Forum Aims To Steer Dallas Politics Right

John Griffing, associate editor for The Daily Caller news website, speaks in November to the Park Cities/Preston Hollow Leadership Forum. (Photo: Bianca R. Montes)

Political meetings that began after-hours in a mattress store with four people nine years ago can now pack a University Park Library meeting room with as many as the fire code allows, about 150.

Monthly sessions of the Park Cities/Preston Hollow Leadership Forum typically include elected officials and candidates, a variety of conservative speakers, and opportunities to donate to campaigns and causes.

The goal: To make a mark on Dallas politics.

Russell Ramsland, a businessman in oil, security, and retail with a history of donating to conservative candidates and PACs, saw value in using right-wing political education to mobilize a grassroots base and so founded the forum in 2009.

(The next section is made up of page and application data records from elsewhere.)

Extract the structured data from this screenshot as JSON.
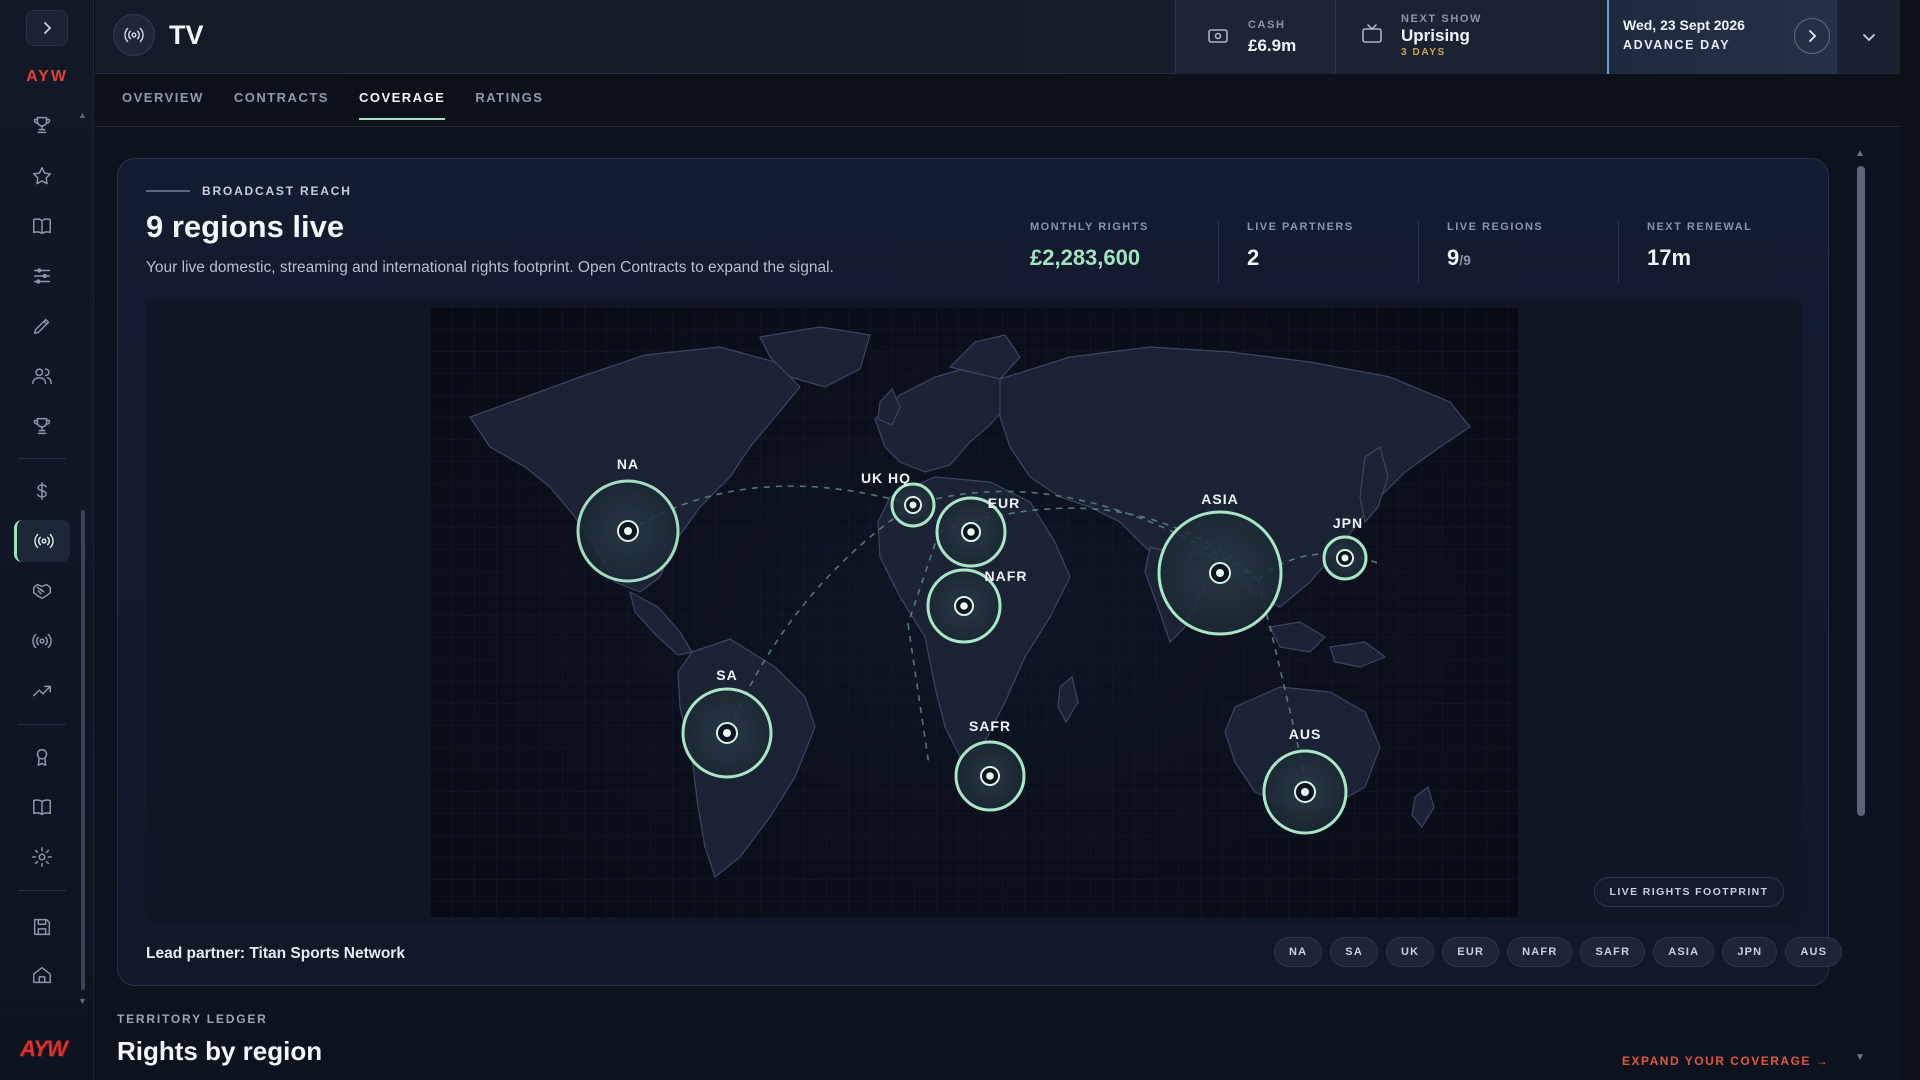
{
  "sidebar": {
    "brand": "AYW",
    "logo": "AYW",
    "items": [
      {
        "icon": "trophy-icon"
      },
      {
        "icon": "star-icon"
      },
      {
        "icon": "book-icon"
      },
      {
        "icon": "sliders-icon"
      },
      {
        "icon": "pencil-icon"
      },
      {
        "icon": "users-icon"
      },
      {
        "icon": "trophy-icon"
      },
      {
        "icon": "dollar-icon"
      },
      {
        "icon": "broadcast-icon",
        "active": true
      },
      {
        "icon": "handshake-icon"
      },
      {
        "icon": "broadcast-icon"
      },
      {
        "icon": "trend-icon"
      },
      {
        "icon": "award-icon"
      },
      {
        "icon": "book-icon"
      },
      {
        "icon": "gear-icon"
      },
      {
        "icon": "save-icon"
      },
      {
        "icon": "home-icon"
      }
    ]
  },
  "header": {
    "title": "TV",
    "cash_label": "CASH",
    "cash_value": "£6.9m",
    "next_show_label": "NEXT SHOW",
    "next_show_name": "Uprising",
    "next_show_days": "3 DAYS",
    "date": "Wed, 23 Sept 2026",
    "advance_label": "ADVANCE DAY"
  },
  "tabs": [
    {
      "label": "OVERVIEW"
    },
    {
      "label": "CONTRACTS"
    },
    {
      "label": "COVERAGE",
      "active": true
    },
    {
      "label": "RATINGS"
    }
  ],
  "card": {
    "eyebrow": "BROADCAST REACH",
    "title": "9 regions live",
    "description": "Your live domestic, streaming and international rights footprint. Open Contracts to expand the signal.",
    "stats": {
      "monthly_rights_label": "MONTHLY RIGHTS",
      "monthly_rights_value": "£2,283,600",
      "live_partners_label": "LIVE PARTNERS",
      "live_partners_value": "2",
      "live_regions_label": "LIVE REGIONS",
      "live_regions_value": "9",
      "live_regions_total": "/9",
      "next_renewal_label": "NEXT RENEWAL",
      "next_renewal_value": "17m"
    },
    "map_regions": [
      {
        "code": "NA",
        "label": "NA"
      },
      {
        "code": "UKHQ",
        "label": "UK HQ"
      },
      {
        "code": "EUR",
        "label": "EUR"
      },
      {
        "code": "NAFR",
        "label": "NAFR"
      },
      {
        "code": "ASIA",
        "label": "ASIA"
      },
      {
        "code": "JPN",
        "label": "JPN"
      },
      {
        "code": "SA",
        "label": "SA"
      },
      {
        "code": "SAFR",
        "label": "SAFR"
      },
      {
        "code": "AUS",
        "label": "AUS"
      }
    ],
    "footprint_button": "LIVE RIGHTS FOOTPRINT",
    "lead_partner": "Lead partner: Titan Sports Network",
    "region_chips": [
      "NA",
      "SA",
      "UK",
      "EUR",
      "NAFR",
      "SAFR",
      "ASIA",
      "JPN",
      "AUS"
    ]
  },
  "ledger": {
    "eyebrow": "TERRITORY LEDGER",
    "title": "Rights by region",
    "expand_link": "EXPAND YOUR COVERAGE →"
  },
  "colors": {
    "accent_green": "#9fe3bf",
    "accent_red": "#e2563d",
    "accent_gold": "#c8a455",
    "accent_blue": "#5aa3d8"
  }
}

Regular attendees include State Sen. Donald Huffines, R-Dallas, who in September collected donations for his ultimately successful effort to convince November voters to abolish Dallas County Schools.

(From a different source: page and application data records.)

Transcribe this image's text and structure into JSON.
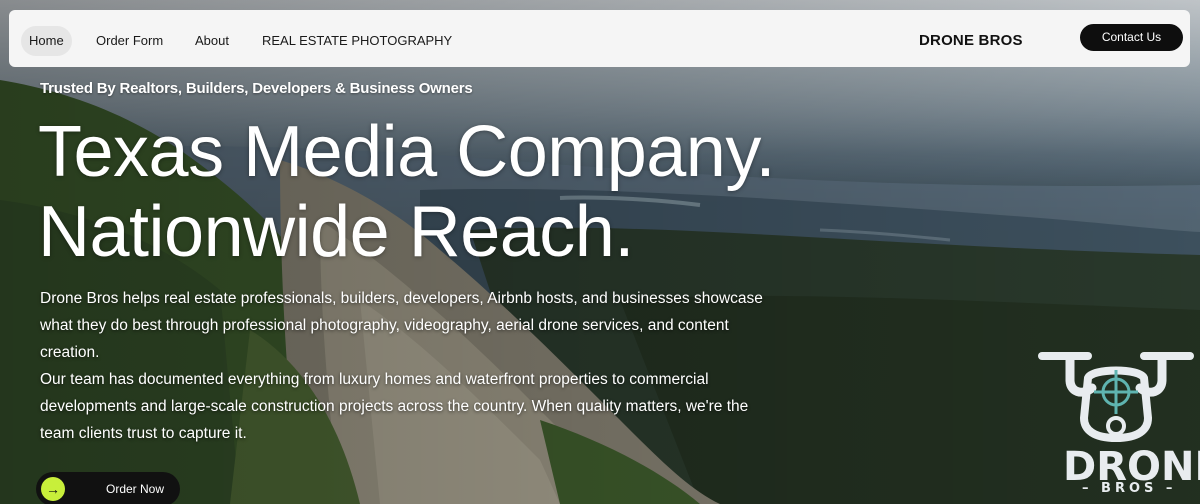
{
  "nav": {
    "items": [
      {
        "label": "Home",
        "active": true
      },
      {
        "label": "Order Form",
        "active": false
      },
      {
        "label": "About",
        "active": false
      },
      {
        "label": "REAL ESTATE PHOTOGRAPHY",
        "active": false
      }
    ],
    "brand": "DRONE BROS",
    "contact_label": "Contact Us"
  },
  "hero": {
    "tagline": "Trusted By Realtors, Builders, Developers & Business Owners",
    "headline_line1": "Texas Media Company.",
    "headline_line2": "Nationwide Reach.",
    "paragraph1": "Drone Bros helps real estate professionals, builders, developers, Airbnb hosts, and businesses showcase what they do best through professional photography, videography, aerial drone services, and content creation.",
    "paragraph2": "Our team has documented everything from luxury homes and waterfront properties to commercial developments and large-scale construction projects across the country. When quality matters, we're the team clients trust to capture it.",
    "order_label": "Order Now",
    "order_icon": "arrow-right-icon"
  },
  "logo": {
    "word": "DRONE",
    "sub": "BROS",
    "icon": "drone-icon"
  },
  "colors": {
    "nav_bg": "#f5f5f5",
    "button_dark": "#0e0e0e",
    "accent_lime": "#c8ef3a",
    "logo_teal": "#5fb4b0"
  }
}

Frank Gaffney Jr., who is described by the Anti-Defamation League and Southern Poverty Law Center as a high-profile anti-Islam conspiracy theorist, has been a guest speaker.

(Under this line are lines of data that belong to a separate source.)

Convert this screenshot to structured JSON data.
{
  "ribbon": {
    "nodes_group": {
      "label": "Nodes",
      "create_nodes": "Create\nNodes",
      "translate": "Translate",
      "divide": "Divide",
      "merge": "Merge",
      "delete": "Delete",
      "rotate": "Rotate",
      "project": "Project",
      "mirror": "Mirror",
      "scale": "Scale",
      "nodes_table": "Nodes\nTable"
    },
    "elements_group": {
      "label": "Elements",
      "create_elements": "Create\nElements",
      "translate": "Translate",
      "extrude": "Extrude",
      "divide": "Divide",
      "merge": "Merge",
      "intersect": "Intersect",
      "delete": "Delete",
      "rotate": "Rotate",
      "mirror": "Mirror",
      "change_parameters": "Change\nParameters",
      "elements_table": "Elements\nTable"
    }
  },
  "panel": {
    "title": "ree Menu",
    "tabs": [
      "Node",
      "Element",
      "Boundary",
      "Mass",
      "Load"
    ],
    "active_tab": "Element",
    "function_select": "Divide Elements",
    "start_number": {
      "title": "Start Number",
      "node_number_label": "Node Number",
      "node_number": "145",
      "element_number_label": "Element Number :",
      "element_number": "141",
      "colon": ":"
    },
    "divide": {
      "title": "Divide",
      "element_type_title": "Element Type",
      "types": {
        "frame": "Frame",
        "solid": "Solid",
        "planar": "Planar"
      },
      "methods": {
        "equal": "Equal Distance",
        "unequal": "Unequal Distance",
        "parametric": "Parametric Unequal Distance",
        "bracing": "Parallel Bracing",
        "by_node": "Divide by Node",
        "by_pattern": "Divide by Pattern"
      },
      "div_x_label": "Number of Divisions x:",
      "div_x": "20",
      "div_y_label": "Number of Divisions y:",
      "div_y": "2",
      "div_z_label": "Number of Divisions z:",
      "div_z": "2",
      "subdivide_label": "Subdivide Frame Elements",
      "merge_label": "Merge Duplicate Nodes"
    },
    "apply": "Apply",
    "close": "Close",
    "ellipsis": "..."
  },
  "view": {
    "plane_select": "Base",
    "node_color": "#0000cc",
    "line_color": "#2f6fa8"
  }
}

Sometimes meetings and emails explore concerns about immigration and refugees and appeal to nostalgia for traditions of a bygone era.

Before Sept. 6’s Dallas City Council 13–1 vote to remove a statue of Robert E. Lee, emails were sent out urging turnout to city meetings because of “Deep State” influence on local government.

“Discredit the slave owners and their memories and you destroy their ideas of liberty and justice for all!” one email read.

[pullquote-left]“You know, the national scene we’ve been focusing on for a long time, the state scene we’ve been focusing on for a long time, but [until now] we’ve sort of neglected the local.” -Russell Ramsland[/pullquote-left]

That message was written by University Park resident Beth Biesel, who is responsible for updating the mailing list, which Ramsland estimates numbers 1,200 residents.

Biesel said it’s important to counter the ideas of those who think, “It’s not OK for one man to be receiving an inheritance and opportunities that another man doesn’t have.”

“It’s OK that there’s inequality,” she said.

Removal of the Robert E. Lee statue from Lee Park was followed by a heated forum meeting on Sept. 17, with attendees accusing Dallas City Council member Jennifer Staubach Gates, one of the invited guests, of being a traitor and a revisionist. “You should be recalled,” one attendee jeered.

“I didn’t come to be debated,” she said during the nearly hour-long question-and-answer session.

Gates described the forum as a former Tea Party group and showed Park Cities People 2013 emails from the forum’s address identifying it as the Park Cities/Preston Hollow Tea Party, but Ramsland said the organization is not a direct descendent of the Tea Party.

Since running unsuccessfully in 2016 against U.S. Rep. Pete Sessions, R-Dallas — whose 2000 campaign he had previously donated to — Ramsland has turned steering of the forum over mostly to others.

Biesel and David Carruth, a real estate developer and member of Phyllis Schafly’s traditionalist Eagle Forum, continue efforts to educate and mobilize, Ramsland said. “You know, the national scene we’ve been focusing on for a long time, the state scene we’ve been focusing on for a long time, but [until now] we’ve sort of neglected the local.”